■ **WORK TO COMPLETE**
What you return must be the data below, word for word, without any images.

[[ EXTRACTED ENTRIES open ]]

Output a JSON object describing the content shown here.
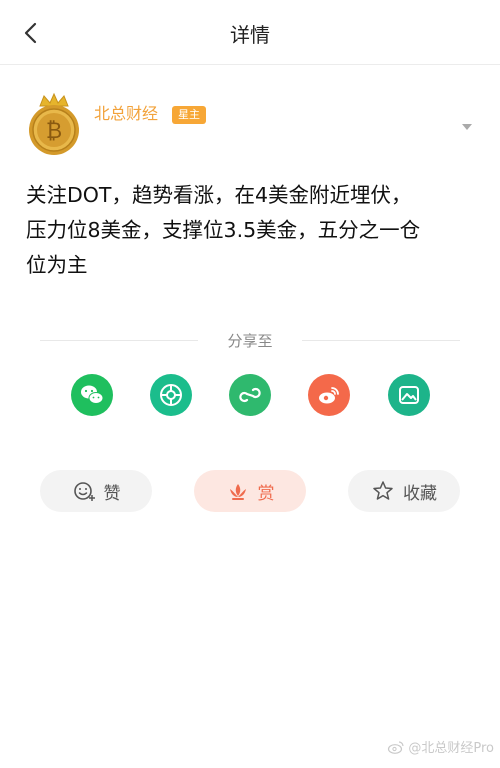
{
  "header": {
    "title": "详情"
  },
  "author": {
    "name": "北总财经",
    "badge": "星主"
  },
  "post": {
    "lines": [
      "关注DOT，趋势看涨，在4美金附近埋伏，",
      "压力位8美金，支撑位3.5美金，五分之一仓",
      "位为主"
    ]
  },
  "share": {
    "label": "分享至",
    "targets": [
      {
        "icon": "wechat-icon",
        "color": "#1fbf5e"
      },
      {
        "icon": "moments-icon",
        "color": "#1bbd8c"
      },
      {
        "icon": "mini-program-icon",
        "color": "#2fb96e"
      },
      {
        "icon": "weibo-icon",
        "color": "#f4694a"
      },
      {
        "icon": "image-icon",
        "color": "#1db48a"
      }
    ]
  },
  "actions": {
    "like": "赞",
    "reward": "赏",
    "favorite": "收藏"
  },
  "watermark": "@北总财经Pro",
  "colors": {
    "accent": "#f2a23a",
    "reward": "#ef6b4d"
  }
}
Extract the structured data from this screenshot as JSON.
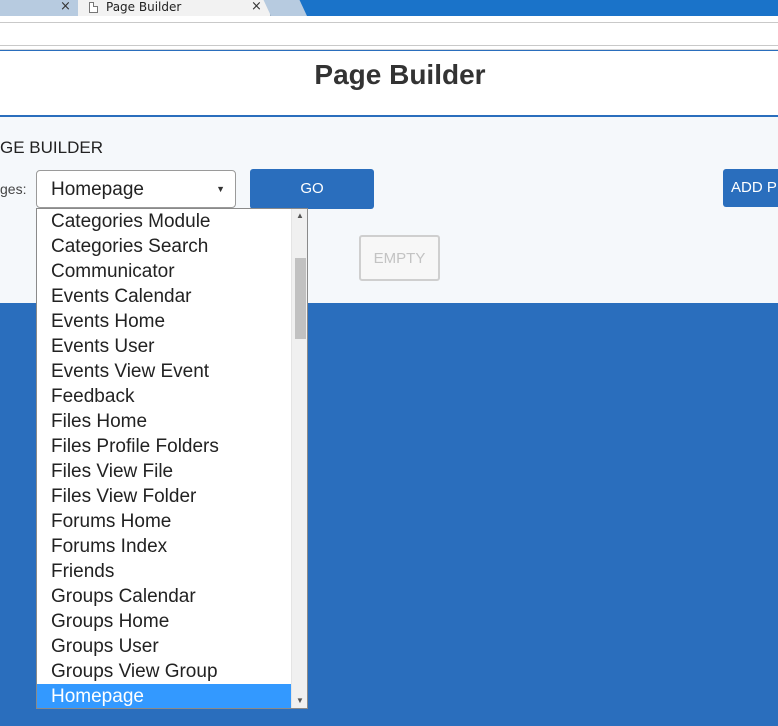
{
  "browser": {
    "tabs": [
      {
        "title": ""
      },
      {
        "title": "Page Builder"
      }
    ],
    "close_glyph": "×"
  },
  "page": {
    "title": "Page Builder",
    "section_heading": "GE BUILDER",
    "pages_label": "ges:"
  },
  "form": {
    "selected_page": "Homepage",
    "go_label": "GO",
    "add_label": "ADD P",
    "empty_label": "EMPTY"
  },
  "dropdown": {
    "options": [
      "Categories Module",
      "Categories Search",
      "Communicator",
      "Events Calendar",
      "Events Home",
      "Events User",
      "Events View Event",
      "Feedback",
      "Files Home",
      "Files Profile Folders",
      "Files View File",
      "Files View Folder",
      "Forums Home",
      "Forums Index",
      "Friends",
      "Groups Calendar",
      "Groups Home",
      "Groups User",
      "Groups View Group",
      "Homepage"
    ],
    "selected": "Homepage"
  },
  "colors": {
    "primary": "#2a6ebd",
    "selection": "#3399ff",
    "tab_bar": "#1a73c9"
  }
}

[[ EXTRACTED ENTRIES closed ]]

■ **RESULT OF THIS TASK**
Output a JSON object describing the content shown here.
{
  "header": {
    "title": "详情"
  },
  "author": {
    "name": "北总财经",
    "badge": "星主"
  },
  "post": {
    "lines": [
      "关注DOT，趋势看涨，在4美金附近埋伏，",
      "压力位8美金，支撑位3.5美金，五分之一仓",
      "位为主"
    ]
  },
  "share": {
    "label": "分享至",
    "targets": [
      {
        "icon": "wechat-icon",
        "color": "#1fbf5e"
      },
      {
        "icon": "moments-icon",
        "color": "#1bbd8c"
      },
      {
        "icon": "mini-program-icon",
        "color": "#2fb96e"
      },
      {
        "icon": "weibo-icon",
        "color": "#f4694a"
      },
      {
        "icon": "image-icon",
        "color": "#1db48a"
      }
    ]
  },
  "actions": {
    "like": "赞",
    "reward": "赏",
    "favorite": "收藏"
  },
  "watermark": "@北总财经Pro",
  "colors": {
    "accent": "#f2a23a",
    "reward": "#ef6b4d"
  }
}
Extract the structured data from this screenshot as JSON.
{
  "browser": {
    "tabs": [
      {
        "title": ""
      },
      {
        "title": "Page Builder"
      }
    ],
    "close_glyph": "×"
  },
  "page": {
    "title": "Page Builder",
    "section_heading": "GE BUILDER",
    "pages_label": "ges:"
  },
  "form": {
    "selected_page": "Homepage",
    "go_label": "GO",
    "add_label": "ADD P",
    "empty_label": "EMPTY"
  },
  "dropdown": {
    "options": [
      "Categories Module",
      "Categories Search",
      "Communicator",
      "Events Calendar",
      "Events Home",
      "Events User",
      "Events View Event",
      "Feedback",
      "Files Home",
      "Files Profile Folders",
      "Files View File",
      "Files View Folder",
      "Forums Home",
      "Forums Index",
      "Friends",
      "Groups Calendar",
      "Groups Home",
      "Groups User",
      "Groups View Group",
      "Homepage"
    ],
    "selected": "Homepage"
  },
  "colors": {
    "primary": "#2a6ebd",
    "selection": "#3399ff",
    "tab_bar": "#1a73c9"
  }
}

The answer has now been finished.